It is estimated that Tanzania spends 70 per cent of its health budget on preventable ‘WASH’ (Water, Sanitation and Hygiene) related diseases as the majority of the population does not have access to improved sanitation, and close to half of the population does not have access to clean drinking water. Without adequate WASH facilities, homes, schools and health centres become breeding grounds for diseases that kill children and threaten their ability to grow. Girls, children with disabilities and children living in rural areas are most affected. This further heightens inequities and uneven opportunities for development. The impact of ‘WASH’ on children living in crisis situations also affects their chances of survival. (UNICEF report)
TDT helping schools and communities to have clean water and sanitation.
From the Annual Review 2019-2020:
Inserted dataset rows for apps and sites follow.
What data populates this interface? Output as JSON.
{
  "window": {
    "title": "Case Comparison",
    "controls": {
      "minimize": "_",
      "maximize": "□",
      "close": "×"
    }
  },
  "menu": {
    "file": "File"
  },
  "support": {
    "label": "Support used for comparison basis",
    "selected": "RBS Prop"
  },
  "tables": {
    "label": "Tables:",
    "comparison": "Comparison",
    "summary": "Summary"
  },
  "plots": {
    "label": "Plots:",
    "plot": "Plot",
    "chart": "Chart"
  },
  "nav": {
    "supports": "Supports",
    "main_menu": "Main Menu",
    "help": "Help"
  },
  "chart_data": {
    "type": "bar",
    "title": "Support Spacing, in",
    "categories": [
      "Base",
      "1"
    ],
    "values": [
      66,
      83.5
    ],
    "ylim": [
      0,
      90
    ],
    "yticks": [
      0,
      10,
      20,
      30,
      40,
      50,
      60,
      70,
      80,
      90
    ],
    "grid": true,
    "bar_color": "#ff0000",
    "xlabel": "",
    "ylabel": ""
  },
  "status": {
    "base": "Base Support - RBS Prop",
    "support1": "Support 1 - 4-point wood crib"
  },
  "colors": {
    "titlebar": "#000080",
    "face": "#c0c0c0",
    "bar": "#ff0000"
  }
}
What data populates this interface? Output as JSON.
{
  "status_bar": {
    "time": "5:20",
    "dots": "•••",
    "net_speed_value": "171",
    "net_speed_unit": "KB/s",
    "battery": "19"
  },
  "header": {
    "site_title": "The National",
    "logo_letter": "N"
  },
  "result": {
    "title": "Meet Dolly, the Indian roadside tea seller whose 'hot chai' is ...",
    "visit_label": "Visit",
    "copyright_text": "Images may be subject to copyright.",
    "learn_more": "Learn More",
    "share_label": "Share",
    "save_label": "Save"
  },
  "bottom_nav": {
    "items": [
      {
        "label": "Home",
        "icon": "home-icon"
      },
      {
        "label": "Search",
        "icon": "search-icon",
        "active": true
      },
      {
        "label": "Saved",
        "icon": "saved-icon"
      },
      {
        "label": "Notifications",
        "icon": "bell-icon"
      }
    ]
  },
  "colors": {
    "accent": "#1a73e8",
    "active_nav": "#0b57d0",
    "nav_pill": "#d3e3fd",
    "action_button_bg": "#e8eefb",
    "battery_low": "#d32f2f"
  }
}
"TDT is dependent on donations from a relatively small number of individuals, on-line giving campaigns and partner trusts. It does not receive any funding from Government, international agencies, or corporations, although this would be welcomed.
Its income has more than doubled over the last twelve years, but is still insufficient for the number of projects we would like to fund. Many projects have to be delayed, put on hold, or can only be part funded because of lack of cash. For example, we have successfully funded water harvesting schemes in schools and village community clinics so that they have access to clean water. Funding girls’ hostels in government secondary school spares girls from walking up to 4 hours a day. We want to replicate these in other locations.
The projects funded by TDT in 2019-20 fall into five main groups, linked to agriculture, clean water, employment and women’s livelihoods, education, and community. Many of the projects have multiple benefits within the communities they serve, and contribute to the growth of the local economy in these marginalised communities in more than one way.
An important by-product of TDT’s work is the development of leadership skills within rural communities, helping them to become self-sufficient. We try to raise the aspirations of younger Tanzanians, particularly girls, by providing access to life-changing opportunities. And we look for sustainability and continuity in all of our projects, using technology that is within the maintenance capabilities of the recipients."